Last Thursday, BBF supporters crowded into 16 Beacon to mingle and enjoy delicious treats – featuring four chocolate fountains scattered throughout the building — at the BBF’s annual Justice Is Sweet event. With the help of the 250 attorneys who attended and the 32 firms and companies who sponsored the event, the BBF raised over $31,000 to support its charitable mission. Fundraisers like Justice is Sweet help make the BBF’s work possible – including their funding of a number of our public service programs such as the M. Ellen Carpenter Financial Literacy Program, Lawyer for the Day in the Boston Housing Court, the Summer Jobs Program, and Law Day in the Schools.
Here are a few photos in case you missed the event:
Attendees enjoyed chocolate foundations, jazz, and good company at Justice is Sweet.
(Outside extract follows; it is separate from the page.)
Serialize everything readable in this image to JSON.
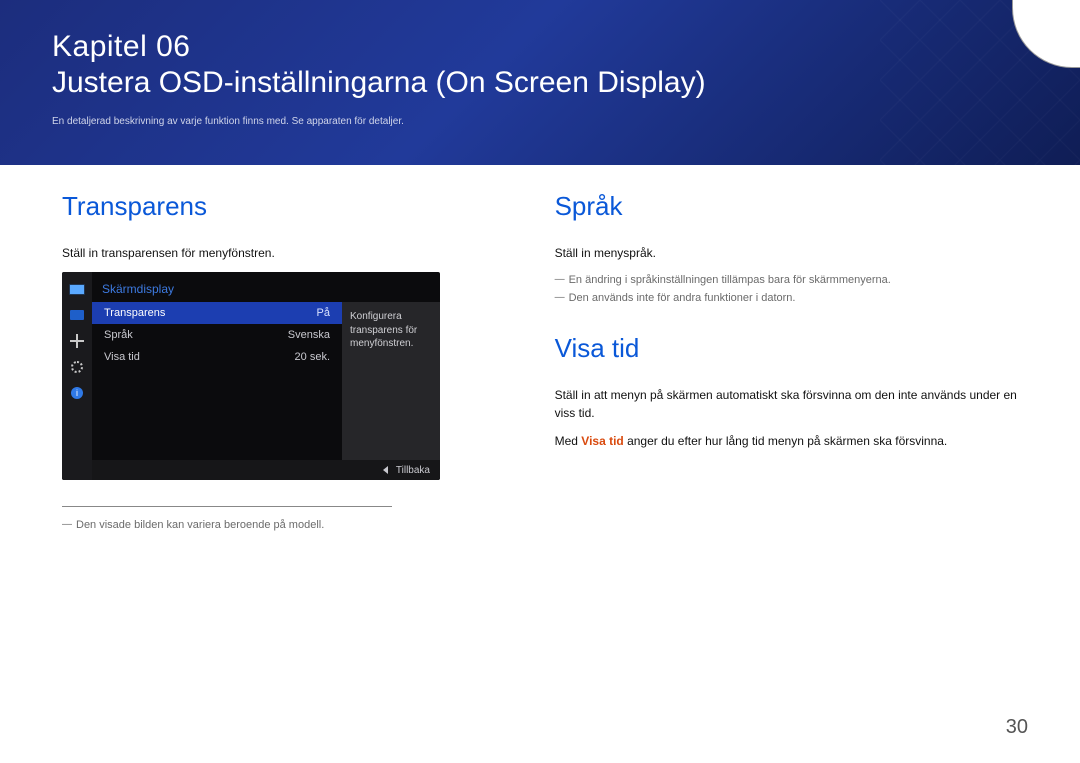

Vanessa Ebode-Messi (Boston College Law School), Alida Bogran-Acosta (Sugarman, Rogers, Barshak & Cohen, P.C.), and Manleen Singh (Robins, Kaplan, Miller & Ciresi L.L.P.).
Lisa Jacobson (O’Brien & Levine Court Reporting Services), Christopher Somma (Goodwin Procter LLP), and Richard Stanley (Goodwin Procter LLP).
To learn more about how the BBF supports several of the BBA’s public service initiatives, please visit the BBF’s new website here.
On Tuesday evening, mentees and mentors from the Diversity & Inclusion Section’s Group Mentoring Program braved the sweltering heat to celebrate a successful year of group mentoring at the BBA.
Steven Joseph (MA Office of the Attorney General), Caitlin Peale (Conservation Law Foundation), Chuck Walker (MA Division of Professional Licensure), Jason Savageau, and Tai Antoine.
The program brings together diverse Boston-based attorneys in mentoring groups composed of 10 new lawyer mentees and 2 seasoned mentors, for monthly meetings designed to address the common professional development challenges that all new lawyers face while fostering supportive professional relationships. If you are interested in participating in the program in the upcoming year, contact Susan Helm at [email protected] for more information or see the program handbook here.
As the BBA thanks and congratulates PILP 9 for their service over the past 14 months, Beyond the Billable is reflecting on their experiences in the program.
Here’s what a few of the class members had to say about their time in PILP:
Christopher Saccardi, The Law Office of Christopher T. Saccardi
“I enjoyed most of all the opportunity to meet and work with a group of interesting colleagues with whom I may not otherwise have crossed paths. It was gratifying to see that participants came from a wide cross-section of the legal profession, from small to large firms, non-profit organizations, and government agencies. I have made lasting friendships that I know will be of both personal and professional importance to me throughout my legal career. I also found the opportunities to hear from so many interesting and influential speakers to be a very worthwhile and interesting experience.”
Julia Devanthéry, Legal Services Center of Harvard Law School
“What I appreciate most about PILP is that I got the opportunity to work on a social justice project that truly addresses an unmet need in the community. It was really exciting to be a part of imagining and then implementing a new program, and doing that work alongside a group of like-minded peers (many of whom I may not otherwise have had the chance to work with) was a great experience.”
Benton Bodamer, Weil, Gotshal & Manges LLP
“PILP was a jolt of amazing access to resources. From the BBA staff and volunteer attorneys, to my PILP colleagues, to the judges and community leaders with whom we met, each meeting was an opportunity to sample the very best of Boston’s incredible public service community.”
For more information on the Public Interest Leadership Program, please contact Susan Helm, Member Programs Coordinator, at [email protected].